“We now have, I think, half a million-ish soil samples. So our customers get a soil test that they send back to us, and we analyze the soil and their property to spot any deficiencies or any particular needs. And so, through that, we actually now have the largest soil database ever created. So we have these new assets — data assets — that enable us to be better predictors of what you need and when you need it. So we’ve gotten smarter and smarter.”

Shaking up a behemoth industry
“The plan here was really around impact and around changing a category. This category is one of the behemoths that is hiding in plain sight. It’s about $50 billion spent on DIY lawn and garden. That makes it just as big as cosmetics, for example. It’s one of those massive categories. But when you walk in that part of the store, you smell it from 20 feet away — it is legacy brands, legacy branding and incredibly confusing and intimidating.
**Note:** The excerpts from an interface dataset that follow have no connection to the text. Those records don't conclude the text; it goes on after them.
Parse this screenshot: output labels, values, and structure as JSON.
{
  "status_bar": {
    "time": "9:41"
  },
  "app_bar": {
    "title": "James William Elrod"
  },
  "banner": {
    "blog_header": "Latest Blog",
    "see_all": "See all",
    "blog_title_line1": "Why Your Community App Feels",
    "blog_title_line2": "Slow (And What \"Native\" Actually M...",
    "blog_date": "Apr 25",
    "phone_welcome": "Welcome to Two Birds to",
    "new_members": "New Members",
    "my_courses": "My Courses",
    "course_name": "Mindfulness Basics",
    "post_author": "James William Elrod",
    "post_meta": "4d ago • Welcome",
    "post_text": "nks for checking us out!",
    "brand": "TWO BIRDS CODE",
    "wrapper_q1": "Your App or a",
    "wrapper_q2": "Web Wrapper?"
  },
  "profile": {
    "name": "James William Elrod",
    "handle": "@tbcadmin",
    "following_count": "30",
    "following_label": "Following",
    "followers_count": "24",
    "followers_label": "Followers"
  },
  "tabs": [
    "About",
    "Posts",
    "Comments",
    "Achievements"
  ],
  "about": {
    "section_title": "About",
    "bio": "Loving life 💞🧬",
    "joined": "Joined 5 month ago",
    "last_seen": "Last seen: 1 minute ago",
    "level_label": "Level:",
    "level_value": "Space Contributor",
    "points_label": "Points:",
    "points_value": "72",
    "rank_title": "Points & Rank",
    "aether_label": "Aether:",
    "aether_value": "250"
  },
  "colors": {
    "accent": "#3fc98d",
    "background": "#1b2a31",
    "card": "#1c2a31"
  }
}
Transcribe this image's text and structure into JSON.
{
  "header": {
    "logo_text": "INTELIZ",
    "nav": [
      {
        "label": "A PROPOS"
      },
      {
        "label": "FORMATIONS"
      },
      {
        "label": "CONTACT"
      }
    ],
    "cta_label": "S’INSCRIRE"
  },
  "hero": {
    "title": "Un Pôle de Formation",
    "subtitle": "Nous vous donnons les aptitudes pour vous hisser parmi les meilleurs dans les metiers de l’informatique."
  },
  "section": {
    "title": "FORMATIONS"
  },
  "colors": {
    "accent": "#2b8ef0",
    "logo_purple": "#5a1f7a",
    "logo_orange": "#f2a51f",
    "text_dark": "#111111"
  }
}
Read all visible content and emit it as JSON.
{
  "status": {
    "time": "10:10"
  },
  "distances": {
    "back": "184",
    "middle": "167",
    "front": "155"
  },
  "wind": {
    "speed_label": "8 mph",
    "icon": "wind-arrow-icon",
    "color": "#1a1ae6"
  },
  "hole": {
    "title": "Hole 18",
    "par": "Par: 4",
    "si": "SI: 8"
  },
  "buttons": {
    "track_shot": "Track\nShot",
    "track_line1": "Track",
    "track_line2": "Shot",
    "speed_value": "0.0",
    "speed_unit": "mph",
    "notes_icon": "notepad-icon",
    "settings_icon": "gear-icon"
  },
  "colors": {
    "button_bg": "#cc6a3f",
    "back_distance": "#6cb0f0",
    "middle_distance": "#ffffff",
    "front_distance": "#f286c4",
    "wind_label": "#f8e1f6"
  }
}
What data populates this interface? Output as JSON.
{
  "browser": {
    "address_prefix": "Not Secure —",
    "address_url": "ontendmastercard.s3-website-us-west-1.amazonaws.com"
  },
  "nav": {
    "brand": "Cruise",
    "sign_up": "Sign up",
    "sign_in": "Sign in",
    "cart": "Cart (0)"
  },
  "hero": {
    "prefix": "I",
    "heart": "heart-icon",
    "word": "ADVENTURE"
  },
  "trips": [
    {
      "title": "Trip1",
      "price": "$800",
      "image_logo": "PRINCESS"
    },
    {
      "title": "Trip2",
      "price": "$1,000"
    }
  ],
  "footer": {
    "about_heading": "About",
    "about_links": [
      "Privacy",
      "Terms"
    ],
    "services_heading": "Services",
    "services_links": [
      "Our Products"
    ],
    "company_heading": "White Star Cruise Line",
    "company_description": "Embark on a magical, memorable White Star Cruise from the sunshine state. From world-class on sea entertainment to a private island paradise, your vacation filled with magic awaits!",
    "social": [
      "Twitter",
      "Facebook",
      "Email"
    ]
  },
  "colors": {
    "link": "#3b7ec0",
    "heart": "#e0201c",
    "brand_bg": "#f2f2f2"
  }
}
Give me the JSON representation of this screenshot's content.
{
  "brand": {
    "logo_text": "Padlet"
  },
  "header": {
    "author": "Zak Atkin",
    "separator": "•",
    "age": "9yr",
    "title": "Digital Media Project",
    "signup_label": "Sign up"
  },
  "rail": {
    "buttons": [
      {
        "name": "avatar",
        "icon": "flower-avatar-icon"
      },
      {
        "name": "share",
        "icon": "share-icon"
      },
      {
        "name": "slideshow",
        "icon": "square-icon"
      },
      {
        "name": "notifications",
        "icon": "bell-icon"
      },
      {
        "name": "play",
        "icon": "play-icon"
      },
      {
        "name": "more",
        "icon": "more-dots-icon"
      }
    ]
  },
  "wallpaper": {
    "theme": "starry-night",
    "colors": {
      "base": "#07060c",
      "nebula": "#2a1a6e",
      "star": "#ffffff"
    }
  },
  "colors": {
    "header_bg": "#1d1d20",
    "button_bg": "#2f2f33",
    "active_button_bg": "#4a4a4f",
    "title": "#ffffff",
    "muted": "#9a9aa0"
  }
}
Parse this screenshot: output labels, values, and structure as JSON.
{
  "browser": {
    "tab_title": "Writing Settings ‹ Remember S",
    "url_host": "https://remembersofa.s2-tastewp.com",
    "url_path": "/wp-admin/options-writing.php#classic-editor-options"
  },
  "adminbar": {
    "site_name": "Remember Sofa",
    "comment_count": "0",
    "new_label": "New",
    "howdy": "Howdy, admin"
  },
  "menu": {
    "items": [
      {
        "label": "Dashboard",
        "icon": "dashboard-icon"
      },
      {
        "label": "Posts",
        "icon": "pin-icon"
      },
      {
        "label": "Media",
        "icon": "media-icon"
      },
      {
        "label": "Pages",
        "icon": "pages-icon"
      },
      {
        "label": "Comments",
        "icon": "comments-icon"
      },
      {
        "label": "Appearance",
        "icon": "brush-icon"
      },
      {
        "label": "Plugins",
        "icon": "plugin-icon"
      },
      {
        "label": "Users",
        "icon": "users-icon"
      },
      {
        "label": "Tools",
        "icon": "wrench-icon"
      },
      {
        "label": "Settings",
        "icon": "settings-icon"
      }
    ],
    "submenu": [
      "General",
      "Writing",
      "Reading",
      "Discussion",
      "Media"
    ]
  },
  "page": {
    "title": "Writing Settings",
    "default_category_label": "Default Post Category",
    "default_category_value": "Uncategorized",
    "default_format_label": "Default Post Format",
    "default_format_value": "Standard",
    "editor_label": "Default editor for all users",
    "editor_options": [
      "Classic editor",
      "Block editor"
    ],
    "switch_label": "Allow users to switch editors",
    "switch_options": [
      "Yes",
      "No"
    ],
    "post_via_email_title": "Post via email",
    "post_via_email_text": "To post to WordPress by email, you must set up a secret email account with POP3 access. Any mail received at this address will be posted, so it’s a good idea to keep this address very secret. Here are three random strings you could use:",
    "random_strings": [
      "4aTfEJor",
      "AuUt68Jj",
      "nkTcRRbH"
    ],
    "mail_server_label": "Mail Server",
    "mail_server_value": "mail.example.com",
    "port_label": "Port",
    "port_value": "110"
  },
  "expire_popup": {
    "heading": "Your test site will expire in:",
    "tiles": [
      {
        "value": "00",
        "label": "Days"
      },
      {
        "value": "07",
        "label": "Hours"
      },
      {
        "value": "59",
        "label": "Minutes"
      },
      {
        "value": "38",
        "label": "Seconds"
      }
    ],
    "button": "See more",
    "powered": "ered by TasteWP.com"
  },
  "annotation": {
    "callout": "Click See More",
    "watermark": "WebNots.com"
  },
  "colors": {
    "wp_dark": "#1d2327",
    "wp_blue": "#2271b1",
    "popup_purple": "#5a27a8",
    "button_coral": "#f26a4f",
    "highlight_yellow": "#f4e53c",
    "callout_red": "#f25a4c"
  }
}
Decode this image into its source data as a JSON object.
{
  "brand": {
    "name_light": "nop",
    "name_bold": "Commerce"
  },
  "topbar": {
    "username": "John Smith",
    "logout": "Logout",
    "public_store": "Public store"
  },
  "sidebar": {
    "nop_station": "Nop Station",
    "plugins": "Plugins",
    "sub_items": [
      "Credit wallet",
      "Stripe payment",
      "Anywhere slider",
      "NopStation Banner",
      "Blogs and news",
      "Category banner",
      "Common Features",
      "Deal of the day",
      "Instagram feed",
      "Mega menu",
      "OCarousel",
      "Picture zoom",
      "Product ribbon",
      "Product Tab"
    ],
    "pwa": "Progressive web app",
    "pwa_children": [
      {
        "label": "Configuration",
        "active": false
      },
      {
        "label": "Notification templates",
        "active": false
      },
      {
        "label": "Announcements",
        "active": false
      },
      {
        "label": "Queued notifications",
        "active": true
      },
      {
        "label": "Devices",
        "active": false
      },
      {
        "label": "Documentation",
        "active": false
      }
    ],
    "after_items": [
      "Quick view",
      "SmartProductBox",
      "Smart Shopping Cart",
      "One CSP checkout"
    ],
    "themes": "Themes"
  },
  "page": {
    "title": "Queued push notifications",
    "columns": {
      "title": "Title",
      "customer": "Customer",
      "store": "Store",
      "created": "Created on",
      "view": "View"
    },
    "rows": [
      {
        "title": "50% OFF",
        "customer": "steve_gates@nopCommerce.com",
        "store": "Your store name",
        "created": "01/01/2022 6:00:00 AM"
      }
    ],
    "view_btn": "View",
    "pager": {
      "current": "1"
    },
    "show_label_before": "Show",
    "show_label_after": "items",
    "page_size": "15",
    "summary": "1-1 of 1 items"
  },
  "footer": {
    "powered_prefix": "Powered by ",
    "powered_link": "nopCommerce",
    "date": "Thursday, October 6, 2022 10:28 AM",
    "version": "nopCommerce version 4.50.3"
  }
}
And so it’s just the ratio between the market size and opportunity versus the amount of innovation and energy in the space is really, really off in our market.”

Sunday’s approach to customer research
“Before we make a thing we talk to people about it. My background is in design research and product design. And part of what I learned — I worked at a place called Ideo, which is really amazing design consultancy, I was lucky to be there — was this deep ethnographic research. So we talk to people about: How do you think about pests? Tell me what’s going on. And you learn about them, the life they live and really build an intuition for what they need — the kind of solution they need. So that’s the step [we] take before we actually make the thing. We don’t make things and say: How do you like it? We learn about the customer and learn about what their needs are — and their values too.”